» Action item
Repeat each entry word for word.

» Data shown
*-*-*
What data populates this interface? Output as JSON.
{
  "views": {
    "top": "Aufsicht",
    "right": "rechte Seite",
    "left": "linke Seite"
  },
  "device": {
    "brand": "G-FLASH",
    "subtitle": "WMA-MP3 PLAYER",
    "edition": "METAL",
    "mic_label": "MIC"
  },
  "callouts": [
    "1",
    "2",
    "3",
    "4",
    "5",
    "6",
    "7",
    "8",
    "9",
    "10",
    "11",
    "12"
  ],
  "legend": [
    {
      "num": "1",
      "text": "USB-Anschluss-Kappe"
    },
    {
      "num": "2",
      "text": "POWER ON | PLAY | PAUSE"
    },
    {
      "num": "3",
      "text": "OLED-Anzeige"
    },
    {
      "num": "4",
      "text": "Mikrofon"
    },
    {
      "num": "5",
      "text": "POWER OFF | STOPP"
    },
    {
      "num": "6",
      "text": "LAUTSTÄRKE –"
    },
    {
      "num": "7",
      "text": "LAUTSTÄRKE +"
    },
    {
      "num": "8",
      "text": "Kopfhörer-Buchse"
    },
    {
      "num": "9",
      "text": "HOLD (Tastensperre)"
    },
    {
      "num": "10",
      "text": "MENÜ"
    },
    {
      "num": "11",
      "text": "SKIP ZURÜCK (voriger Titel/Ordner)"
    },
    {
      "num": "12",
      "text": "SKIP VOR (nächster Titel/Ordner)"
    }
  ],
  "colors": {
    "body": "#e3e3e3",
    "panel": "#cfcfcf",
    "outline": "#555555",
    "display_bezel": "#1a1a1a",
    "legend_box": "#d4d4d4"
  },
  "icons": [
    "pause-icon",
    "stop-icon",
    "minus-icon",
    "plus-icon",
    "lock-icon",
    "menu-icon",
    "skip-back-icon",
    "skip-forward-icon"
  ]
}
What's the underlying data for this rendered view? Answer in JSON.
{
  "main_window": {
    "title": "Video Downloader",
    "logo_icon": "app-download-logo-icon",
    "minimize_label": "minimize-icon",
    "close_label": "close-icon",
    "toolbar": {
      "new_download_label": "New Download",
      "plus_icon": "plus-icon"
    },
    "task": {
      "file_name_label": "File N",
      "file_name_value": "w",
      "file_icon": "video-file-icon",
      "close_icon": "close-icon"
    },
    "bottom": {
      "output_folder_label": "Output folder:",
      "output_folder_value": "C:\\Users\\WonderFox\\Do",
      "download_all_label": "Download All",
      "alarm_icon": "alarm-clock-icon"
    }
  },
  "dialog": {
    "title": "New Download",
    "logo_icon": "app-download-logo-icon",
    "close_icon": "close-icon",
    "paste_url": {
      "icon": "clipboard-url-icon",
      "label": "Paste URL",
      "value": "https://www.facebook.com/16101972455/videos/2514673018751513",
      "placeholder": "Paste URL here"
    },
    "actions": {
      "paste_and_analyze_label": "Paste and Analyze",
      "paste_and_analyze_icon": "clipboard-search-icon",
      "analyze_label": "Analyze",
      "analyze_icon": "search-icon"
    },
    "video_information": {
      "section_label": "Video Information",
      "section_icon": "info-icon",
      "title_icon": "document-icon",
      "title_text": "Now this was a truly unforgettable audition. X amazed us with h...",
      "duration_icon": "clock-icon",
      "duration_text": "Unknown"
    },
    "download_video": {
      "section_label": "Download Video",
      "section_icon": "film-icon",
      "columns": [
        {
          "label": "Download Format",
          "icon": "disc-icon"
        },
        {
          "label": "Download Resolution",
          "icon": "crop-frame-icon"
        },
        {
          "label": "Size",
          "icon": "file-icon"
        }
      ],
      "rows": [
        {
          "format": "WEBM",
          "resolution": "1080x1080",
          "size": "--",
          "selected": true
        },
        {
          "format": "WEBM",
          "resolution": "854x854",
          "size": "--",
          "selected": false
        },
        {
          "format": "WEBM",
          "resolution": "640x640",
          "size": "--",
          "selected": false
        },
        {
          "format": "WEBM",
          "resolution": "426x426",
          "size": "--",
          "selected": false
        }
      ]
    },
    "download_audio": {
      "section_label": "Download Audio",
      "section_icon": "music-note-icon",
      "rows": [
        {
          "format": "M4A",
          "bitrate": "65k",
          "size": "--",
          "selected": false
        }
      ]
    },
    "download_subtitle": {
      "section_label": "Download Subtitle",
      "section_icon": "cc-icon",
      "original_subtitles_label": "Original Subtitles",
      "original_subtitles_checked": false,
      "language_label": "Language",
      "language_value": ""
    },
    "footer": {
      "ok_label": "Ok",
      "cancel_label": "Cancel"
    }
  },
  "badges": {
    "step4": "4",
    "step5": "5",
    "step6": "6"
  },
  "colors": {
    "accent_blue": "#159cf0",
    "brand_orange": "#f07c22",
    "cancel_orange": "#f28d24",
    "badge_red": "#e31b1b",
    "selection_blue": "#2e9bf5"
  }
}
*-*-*
» Solution to the problem
What data populates this interface? Output as JSON.
{
  "views": {
    "top": "Aufsicht",
    "right": "rechte Seite",
    "left": "linke Seite"
  },
  "device": {
    "brand": "G-FLASH",
    "subtitle": "WMA-MP3 PLAYER",
    "edition": "METAL",
    "mic_label": "MIC"
  },
  "callouts": [
    "1",
    "2",
    "3",
    "4",
    "5",
    "6",
    "7",
    "8",
    "9",
    "10",
    "11",
    "12"
  ],
  "legend": [
    {
      "num": "1",
      "text": "USB-Anschluss-Kappe"
    },
    {
      "num": "2",
      "text": "POWER ON | PLAY | PAUSE"
    },
    {
      "num": "3",
      "text": "OLED-Anzeige"
    },
    {
      "num": "4",
      "text": "Mikrofon"
    },
    {
      "num": "5",
      "text": "POWER OFF | STOPP"
    },
    {
      "num": "6",
      "text": "LAUTSTÄRKE –"
    },
    {
      "num": "7",
      "text": "LAUTSTÄRKE +"
    },
    {
      "num": "8",
      "text": "Kopfhörer-Buchse"
    },
    {
      "num": "9",
      "text": "HOLD (Tastensperre)"
    },
    {
      "num": "10",
      "text": "MENÜ"
    },
    {
      "num": "11",
      "text": "SKIP ZURÜCK (voriger Titel/Ordner)"
    },
    {
      "num": "12",
      "text": "SKIP VOR (nächster Titel/Ordner)"
    }
  ],
  "colors": {
    "body": "#e3e3e3",
    "panel": "#cfcfcf",
    "outline": "#555555",
    "display_bezel": "#1a1a1a",
    "legend_box": "#d4d4d4"
  },
  "icons": [
    "pause-icon",
    "stop-icon",
    "minus-icon",
    "plus-icon",
    "lock-icon",
    "menu-icon",
    "skip-back-icon",
    "skip-forward-icon"
  ]
}
What's the underlying data for this rendered view? Answer in JSON.
{
  "main_window": {
    "title": "Video Downloader",
    "logo_icon": "app-download-logo-icon",
    "minimize_label": "minimize-icon",
    "close_label": "close-icon",
    "toolbar": {
      "new_download_label": "New Download",
      "plus_icon": "plus-icon"
    },
    "task": {
      "file_name_label": "File N",
      "file_name_value": "w",
      "file_icon": "video-file-icon",
      "close_icon": "close-icon"
    },
    "bottom": {
      "output_folder_label": "Output folder:",
      "output_folder_value": "C:\\Users\\WonderFox\\Do",
      "download_all_label": "Download All",
      "alarm_icon": "alarm-clock-icon"
    }
  },
  "dialog": {
    "title": "New Download",
    "logo_icon": "app-download-logo-icon",
    "close_icon": "close-icon",
    "paste_url": {
      "icon": "clipboard-url-icon",
      "label": "Paste URL",
      "value": "https://www.facebook.com/16101972455/videos/2514673018751513",
      "placeholder": "Paste URL here"
    },
    "actions": {
      "paste_and_analyze_label": "Paste and Analyze",
      "paste_and_analyze_icon": "clipboard-search-icon",
      "analyze_label": "Analyze",
      "analyze_icon": "search-icon"
    },
    "video_information": {
      "section_label": "Video Information",
      "section_icon": "info-icon",
      "title_icon": "document-icon",
      "title_text": "Now this was a truly unforgettable audition. X amazed us with h...",
      "duration_icon": "clock-icon",
      "duration_text": "Unknown"
    },
    "download_video": {
      "section_label": "Download Video",
      "section_icon": "film-icon",
      "columns": [
        {
          "label": "Download Format",
          "icon": "disc-icon"
        },
        {
          "label": "Download Resolution",
          "icon": "crop-frame-icon"
        },
        {
          "label": "Size",
          "icon": "file-icon"
        }
      ],
      "rows": [
        {
          "format": "WEBM",
          "resolution": "1080x1080",
          "size": "--",
          "selected": true
        },
        {
          "format": "WEBM",
          "resolution": "854x854",
          "size": "--",
          "selected": false
        },
        {
          "format": "WEBM",
          "resolution": "640x640",
          "size": "--",
          "selected": false
        },
        {
          "format": "WEBM",
          "resolution": "426x426",
          "size": "--",
          "selected": false
        }
      ]
    },
    "download_audio": {
      "section_label": "Download Audio",
      "section_icon": "music-note-icon",
      "rows": [
        {
          "format": "M4A",
          "bitrate": "65k",
          "size": "--",
          "selected": false
        }
      ]
    },
    "download_subtitle": {
      "section_label": "Download Subtitle",
      "section_icon": "cc-icon",
      "original_subtitles_label": "Original Subtitles",
      "original_subtitles_checked": false,
      "language_label": "Language",
      "language_value": ""
    },
    "footer": {
      "ok_label": "Ok",
      "cancel_label": "Cancel"
    }
  },
  "badges": {
    "step4": "4",
    "step5": "5",
    "step6": "6"
  },
  "colors": {
    "accent_blue": "#159cf0",
    "brand_orange": "#f07c22",
    "cancel_orange": "#f28d24",
    "badge_red": "#e31b1b",
    "selection_blue": "#2e9bf5"
  }
}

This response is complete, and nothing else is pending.